Populations of two native endangered species endemic to Maui have been reduced by over half spanning the past two to three decades, according to an interagency report.
The kiwikiu or Maui parrotbill and the ‘ākohekohe or crested honeycreeper are only found in the East Maui areas surveyed. The report says fewer than 312 kiwikiu and 2,411‘ākohekohe remain in the wild.
“The most recent Maui endemic forest bird to go extinct was the po‘ouli (black-faced honeycreeper, Melamprosops phaeosoma) in 2004, and based on the findings from this survey, we are worried the kiwikiu is next,” USGS Wildlife Research Specialist Seth Judge said in a news release.
Researchers cited disease, predators and deteriorating habitat as factors for the birds' decline. The most serious long-term threat is the avian malaria, which is spreading up forest elevations because of climate change.
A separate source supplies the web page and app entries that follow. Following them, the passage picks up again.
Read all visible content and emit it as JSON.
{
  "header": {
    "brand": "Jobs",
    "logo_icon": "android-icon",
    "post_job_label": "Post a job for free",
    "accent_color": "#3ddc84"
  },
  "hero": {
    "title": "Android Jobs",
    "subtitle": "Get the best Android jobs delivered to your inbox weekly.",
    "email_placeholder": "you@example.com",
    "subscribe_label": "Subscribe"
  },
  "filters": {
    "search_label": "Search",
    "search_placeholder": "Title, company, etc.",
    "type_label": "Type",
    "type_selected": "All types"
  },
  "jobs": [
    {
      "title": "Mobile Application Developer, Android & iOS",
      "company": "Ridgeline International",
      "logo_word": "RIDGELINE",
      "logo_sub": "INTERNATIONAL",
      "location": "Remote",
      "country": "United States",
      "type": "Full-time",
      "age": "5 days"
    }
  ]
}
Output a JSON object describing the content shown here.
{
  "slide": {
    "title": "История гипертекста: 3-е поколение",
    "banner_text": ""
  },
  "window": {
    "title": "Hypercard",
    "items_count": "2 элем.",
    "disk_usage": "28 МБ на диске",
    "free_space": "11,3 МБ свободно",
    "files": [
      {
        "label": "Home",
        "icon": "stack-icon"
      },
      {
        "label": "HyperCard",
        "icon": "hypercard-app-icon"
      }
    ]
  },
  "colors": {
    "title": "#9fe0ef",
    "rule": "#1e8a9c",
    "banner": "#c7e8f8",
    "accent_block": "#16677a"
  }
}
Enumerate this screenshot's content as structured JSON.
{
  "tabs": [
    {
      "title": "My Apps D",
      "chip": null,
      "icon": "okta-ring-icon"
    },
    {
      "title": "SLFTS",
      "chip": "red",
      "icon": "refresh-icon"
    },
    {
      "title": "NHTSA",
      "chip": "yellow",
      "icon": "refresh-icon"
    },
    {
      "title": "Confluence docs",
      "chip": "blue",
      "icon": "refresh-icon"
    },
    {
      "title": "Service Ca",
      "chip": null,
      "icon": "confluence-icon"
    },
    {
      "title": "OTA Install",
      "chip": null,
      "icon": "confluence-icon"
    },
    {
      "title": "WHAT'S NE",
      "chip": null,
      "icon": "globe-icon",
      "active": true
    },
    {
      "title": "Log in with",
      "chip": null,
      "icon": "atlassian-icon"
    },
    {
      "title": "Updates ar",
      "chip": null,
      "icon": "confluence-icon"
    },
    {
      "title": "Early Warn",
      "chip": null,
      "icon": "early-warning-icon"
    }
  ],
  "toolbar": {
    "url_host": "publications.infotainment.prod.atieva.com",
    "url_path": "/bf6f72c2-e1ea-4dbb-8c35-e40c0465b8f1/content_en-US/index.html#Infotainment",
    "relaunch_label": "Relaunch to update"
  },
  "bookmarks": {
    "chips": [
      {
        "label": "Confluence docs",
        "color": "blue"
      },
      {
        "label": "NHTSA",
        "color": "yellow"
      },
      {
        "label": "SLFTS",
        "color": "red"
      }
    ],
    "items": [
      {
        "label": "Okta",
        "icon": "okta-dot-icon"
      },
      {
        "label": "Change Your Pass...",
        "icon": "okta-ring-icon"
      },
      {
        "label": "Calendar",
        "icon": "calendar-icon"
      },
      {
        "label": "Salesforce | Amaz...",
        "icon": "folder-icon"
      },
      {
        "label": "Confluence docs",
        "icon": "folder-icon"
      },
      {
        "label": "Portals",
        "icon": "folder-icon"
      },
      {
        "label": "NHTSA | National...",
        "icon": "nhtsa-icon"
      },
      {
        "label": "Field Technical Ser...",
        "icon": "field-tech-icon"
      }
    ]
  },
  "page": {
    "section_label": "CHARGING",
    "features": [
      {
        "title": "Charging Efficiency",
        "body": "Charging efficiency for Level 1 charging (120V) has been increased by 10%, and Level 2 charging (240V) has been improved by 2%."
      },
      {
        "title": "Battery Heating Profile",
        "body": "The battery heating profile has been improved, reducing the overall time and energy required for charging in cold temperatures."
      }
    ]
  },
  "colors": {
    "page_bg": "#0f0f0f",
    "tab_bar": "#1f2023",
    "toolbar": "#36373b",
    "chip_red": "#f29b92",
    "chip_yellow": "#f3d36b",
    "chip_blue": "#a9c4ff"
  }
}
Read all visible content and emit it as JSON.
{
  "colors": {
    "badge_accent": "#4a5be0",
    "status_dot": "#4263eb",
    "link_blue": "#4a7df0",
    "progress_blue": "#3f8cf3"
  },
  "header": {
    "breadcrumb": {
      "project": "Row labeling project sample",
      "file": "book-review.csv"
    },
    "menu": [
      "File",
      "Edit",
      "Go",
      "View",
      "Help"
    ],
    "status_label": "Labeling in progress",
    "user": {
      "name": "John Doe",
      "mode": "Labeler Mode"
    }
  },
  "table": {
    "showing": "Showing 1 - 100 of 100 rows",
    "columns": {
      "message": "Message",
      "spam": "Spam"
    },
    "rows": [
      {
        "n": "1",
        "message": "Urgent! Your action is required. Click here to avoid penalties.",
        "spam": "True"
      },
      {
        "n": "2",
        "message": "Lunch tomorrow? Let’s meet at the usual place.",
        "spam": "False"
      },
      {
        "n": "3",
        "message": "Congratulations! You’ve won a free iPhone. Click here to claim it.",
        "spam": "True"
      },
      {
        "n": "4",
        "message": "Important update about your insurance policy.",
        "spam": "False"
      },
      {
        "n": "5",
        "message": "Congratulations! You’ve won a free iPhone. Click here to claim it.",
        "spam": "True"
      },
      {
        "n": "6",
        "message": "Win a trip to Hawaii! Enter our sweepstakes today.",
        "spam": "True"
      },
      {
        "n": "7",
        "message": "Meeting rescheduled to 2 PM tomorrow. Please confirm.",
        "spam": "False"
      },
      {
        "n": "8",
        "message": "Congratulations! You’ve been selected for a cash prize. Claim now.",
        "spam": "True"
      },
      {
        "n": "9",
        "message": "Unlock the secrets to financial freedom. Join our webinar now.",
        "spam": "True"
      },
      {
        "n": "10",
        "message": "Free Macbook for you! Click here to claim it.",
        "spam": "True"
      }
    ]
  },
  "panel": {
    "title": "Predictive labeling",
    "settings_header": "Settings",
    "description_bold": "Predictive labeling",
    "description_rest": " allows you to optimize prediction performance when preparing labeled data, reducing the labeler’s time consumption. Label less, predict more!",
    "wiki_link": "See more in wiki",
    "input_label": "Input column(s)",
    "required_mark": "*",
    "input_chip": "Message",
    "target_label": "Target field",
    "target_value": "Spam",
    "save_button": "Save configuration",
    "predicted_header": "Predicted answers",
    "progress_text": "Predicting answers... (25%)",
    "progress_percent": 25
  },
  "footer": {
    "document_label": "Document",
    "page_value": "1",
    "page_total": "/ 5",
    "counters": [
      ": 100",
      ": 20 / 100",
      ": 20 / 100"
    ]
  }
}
Over time, it could lead to the extinction of most of Hawaii's native songbirds, the report warns.
Hanna Mounce of the Maui Forest Bird Recovery Project (MFBRP), said it is urgent that recovery efforts move ahead for the sake of the threatened species. "If we wait for much longer, we will not have these species left to save,” Mounce said.
The report covers bird population estimates in Haleakalā National Park and reserves managed by the state Department of Forestry and Wildlife.
Park Superintendent Natalie Gates said controlling avian malaria and non-native predators and restoring the birds' habitat are all needed.
"Currently we are exploring projects to control avian malaria in hopes of giving these unique and spectacular species a better chance of survival,” she said.